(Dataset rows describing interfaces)
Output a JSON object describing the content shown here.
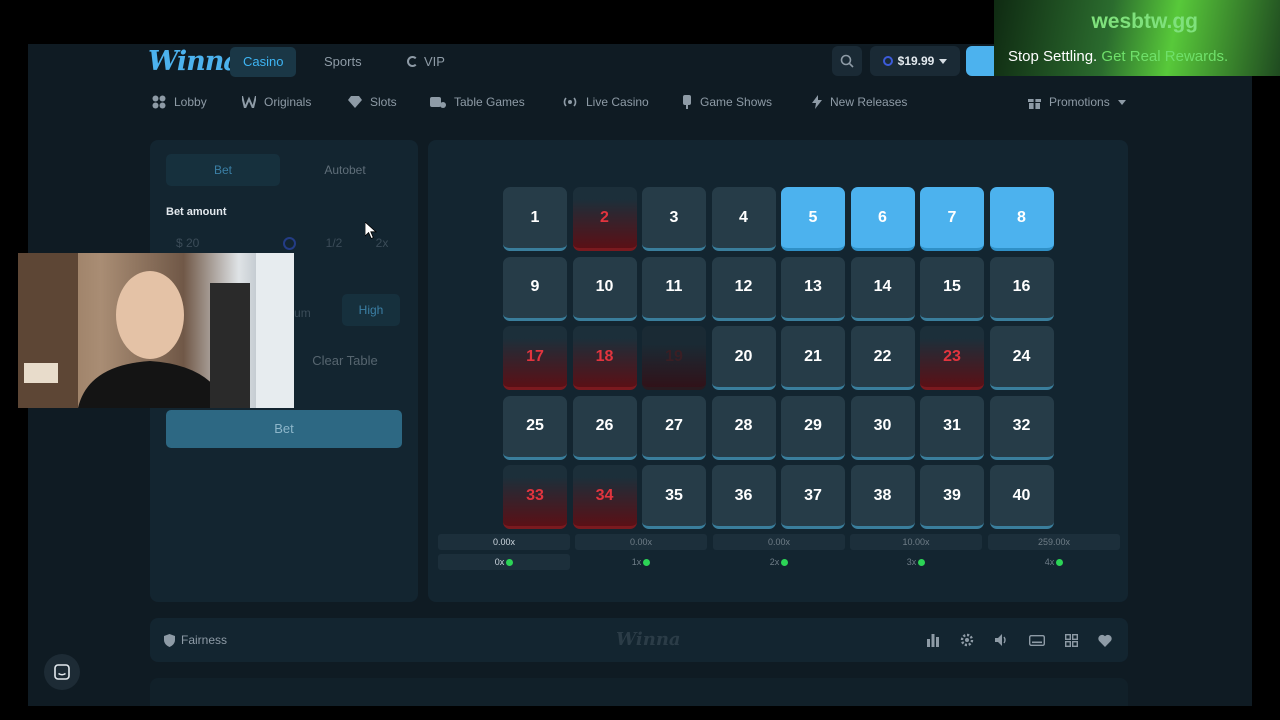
{
  "brand": {
    "logo": "Winna"
  },
  "nav": {
    "tabs": [
      {
        "label": "Casino",
        "active": true
      },
      {
        "label": "Sports",
        "active": false
      },
      {
        "label": "VIP",
        "active": false
      }
    ],
    "balance": "$19.99"
  },
  "categories": [
    {
      "label": "Lobby",
      "icon": "grid-icon"
    },
    {
      "label": "Originals",
      "icon": "originals-icon"
    },
    {
      "label": "Slots",
      "icon": "diamond-icon"
    },
    {
      "label": "Table Games",
      "icon": "table-icon"
    },
    {
      "label": "Live Casino",
      "icon": "live-icon"
    },
    {
      "label": "Game Shows",
      "icon": "mic-icon"
    },
    {
      "label": "New Releases",
      "icon": "bolt-icon"
    },
    {
      "label": "Promotions",
      "icon": "gift-icon"
    }
  ],
  "bet_panel": {
    "tabs": [
      {
        "label": "Bet",
        "active": true
      },
      {
        "label": "Autobet",
        "active": false
      }
    ],
    "amount_label": "Bet amount",
    "amount_value": "$ 20",
    "half": "1/2",
    "double": "2x",
    "risk_medium": "edium",
    "risk_high": "High",
    "clear_label": "Clear Table",
    "bet_label": "Bet"
  },
  "keno": {
    "tiles": [
      {
        "n": "1",
        "s": "normal"
      },
      {
        "n": "2",
        "s": "miss"
      },
      {
        "n": "3",
        "s": "normal"
      },
      {
        "n": "4",
        "s": "normal"
      },
      {
        "n": "5",
        "s": "picked"
      },
      {
        "n": "6",
        "s": "picked"
      },
      {
        "n": "7",
        "s": "picked"
      },
      {
        "n": "8",
        "s": "picked"
      },
      {
        "n": "9",
        "s": "normal"
      },
      {
        "n": "10",
        "s": "normal"
      },
      {
        "n": "11",
        "s": "normal"
      },
      {
        "n": "12",
        "s": "normal"
      },
      {
        "n": "13",
        "s": "normal"
      },
      {
        "n": "14",
        "s": "normal"
      },
      {
        "n": "15",
        "s": "normal"
      },
      {
        "n": "16",
        "s": "normal"
      },
      {
        "n": "17",
        "s": "miss"
      },
      {
        "n": "18",
        "s": "miss"
      },
      {
        "n": "19",
        "s": "faded"
      },
      {
        "n": "20",
        "s": "normal"
      },
      {
        "n": "21",
        "s": "normal"
      },
      {
        "n": "22",
        "s": "normal"
      },
      {
        "n": "23",
        "s": "miss"
      },
      {
        "n": "24",
        "s": "normal"
      },
      {
        "n": "25",
        "s": "normal"
      },
      {
        "n": "26",
        "s": "normal"
      },
      {
        "n": "27",
        "s": "normal"
      },
      {
        "n": "28",
        "s": "normal"
      },
      {
        "n": "29",
        "s": "normal"
      },
      {
        "n": "30",
        "s": "normal"
      },
      {
        "n": "31",
        "s": "normal"
      },
      {
        "n": "32",
        "s": "normal"
      },
      {
        "n": "33",
        "s": "miss"
      },
      {
        "n": "34",
        "s": "miss"
      },
      {
        "n": "35",
        "s": "normal"
      },
      {
        "n": "36",
        "s": "normal"
      },
      {
        "n": "37",
        "s": "normal"
      },
      {
        "n": "38",
        "s": "normal"
      },
      {
        "n": "39",
        "s": "normal"
      },
      {
        "n": "40",
        "s": "normal"
      }
    ],
    "payouts": [
      {
        "mult": "0.00x",
        "hits": "0x",
        "highlight": true
      },
      {
        "mult": "0.00x",
        "hits": "1x",
        "highlight": false
      },
      {
        "mult": "0.00x",
        "hits": "2x",
        "highlight": false
      },
      {
        "mult": "10.00x",
        "hits": "3x",
        "highlight": false
      },
      {
        "mult": "259.00x",
        "hits": "4x",
        "highlight": false
      }
    ]
  },
  "footer": {
    "fairness": "Fairness",
    "watermark": "Winna"
  },
  "overlay": {
    "site": "wesbtw.gg",
    "tagline_a": "Stop Settling. ",
    "tagline_b": "Get Real Rewards."
  },
  "colors": {
    "accent": "#4cb2ee",
    "miss": "#e2343e",
    "panel": "#132530",
    "background": "#0f1b23"
  }
}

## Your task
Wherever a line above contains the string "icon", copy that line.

## Written solution
      "icon": "grid-icon"
      "icon": "originals-icon"
      "icon": "diamond-icon"
      "icon": "table-icon"
      "icon": "live-icon"
      "icon": "mic-icon"
      "icon": "bolt-icon"
      "icon": "gift-icon"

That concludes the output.